Danny Sullivan, search engine guru, just published a post on this blog, SearchEngineLand.com, in which he got the “Official Word” from Matt Cutts of how Google treats existing links when a domain is transferred, sold or dropped:
Mr. Cutts distinguished between, “domain transfers ( e.g. genuine purchases of companies) where it can make perfect sense for existing links to transfer.” and the links from an “expired or effectively expired domains” of which he said:
“””The sort of stuff our systems would be designed to detect would be things like someone trying to buy expired domains or buying domains just for links.”””
So according to Mr Sullivan, having chatted with Mr. Cutts if you get an expired or dropping domain” chances are, the back links aren’t going to be counted by Google anymore.

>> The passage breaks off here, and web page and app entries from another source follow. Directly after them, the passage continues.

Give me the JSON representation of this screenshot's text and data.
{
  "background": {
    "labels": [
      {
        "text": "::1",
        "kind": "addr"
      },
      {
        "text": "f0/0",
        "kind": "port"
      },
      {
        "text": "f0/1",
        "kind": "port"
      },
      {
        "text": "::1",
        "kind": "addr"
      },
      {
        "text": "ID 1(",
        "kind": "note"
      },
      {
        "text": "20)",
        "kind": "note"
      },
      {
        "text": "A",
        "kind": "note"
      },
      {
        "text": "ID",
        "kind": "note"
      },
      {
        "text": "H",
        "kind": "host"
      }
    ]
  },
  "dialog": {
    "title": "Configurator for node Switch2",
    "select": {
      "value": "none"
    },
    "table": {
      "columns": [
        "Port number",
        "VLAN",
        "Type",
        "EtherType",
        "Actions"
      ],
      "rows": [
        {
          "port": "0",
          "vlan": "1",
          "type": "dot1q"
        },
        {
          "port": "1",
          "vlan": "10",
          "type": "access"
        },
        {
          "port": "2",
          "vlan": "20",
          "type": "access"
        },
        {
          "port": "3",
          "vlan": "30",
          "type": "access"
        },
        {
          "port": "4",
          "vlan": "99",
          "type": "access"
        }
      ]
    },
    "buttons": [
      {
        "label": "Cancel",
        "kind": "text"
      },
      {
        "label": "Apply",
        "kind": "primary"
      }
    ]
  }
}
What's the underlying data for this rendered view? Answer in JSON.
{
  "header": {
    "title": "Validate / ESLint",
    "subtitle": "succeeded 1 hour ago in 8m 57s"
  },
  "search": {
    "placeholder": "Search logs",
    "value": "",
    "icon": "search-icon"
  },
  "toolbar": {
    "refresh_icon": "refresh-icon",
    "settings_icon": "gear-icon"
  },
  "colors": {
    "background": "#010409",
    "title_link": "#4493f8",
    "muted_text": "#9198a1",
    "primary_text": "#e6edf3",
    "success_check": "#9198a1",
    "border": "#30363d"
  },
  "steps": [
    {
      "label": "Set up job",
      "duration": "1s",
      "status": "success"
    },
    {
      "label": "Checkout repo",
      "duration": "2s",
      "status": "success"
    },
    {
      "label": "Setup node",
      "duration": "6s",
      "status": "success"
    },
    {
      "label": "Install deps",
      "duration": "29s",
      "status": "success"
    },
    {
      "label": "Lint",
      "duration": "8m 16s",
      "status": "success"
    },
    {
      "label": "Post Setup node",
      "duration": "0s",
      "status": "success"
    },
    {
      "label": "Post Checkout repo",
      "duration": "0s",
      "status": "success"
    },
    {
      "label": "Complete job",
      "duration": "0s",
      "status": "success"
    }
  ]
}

Google detects domain transfers, resales, new registrations of previously owned domains and even domains obtained in domain drop auctions and in most cases of new registrations of existing domains or drop auction domains, will disregard all existing links.
According to Mr. Sullivan “If you buy a web site from an existing owner, and continue business on that site as normal, there seems to be a good chance that link credit will continue as normal.”
“If you get a domain due to a company acquisition – company A buys company B? You should be OK, thought it’s unclear how Google tells the difference here from an ordinary transfer. And no, Google wouldn’t share more on how they can tell the difference.”””
However on the question of does domain registration length effect your Google rank, Mr. Cutts told Mr. Sullivan:
“”To the best of my knowledge, no search engine has ever confirmed that they use length-of-registration as a factor in scoring. If a company is asserting that as a fact, that would be troubling.””
A very interesting article which I urge you to to read in its entirety.
One of the only times I have seen a representative of Google actually answer questions on how its search engine ranks sites.
Yesterday we wrote a post on why people pay more money from domains at drop service auctions rather than domains owned by people.
With this acknowledgment you might want to consider more private purchases, although if the content of the site changes, you may still not get credit for all existing links, but you would seem to have a better shot at it.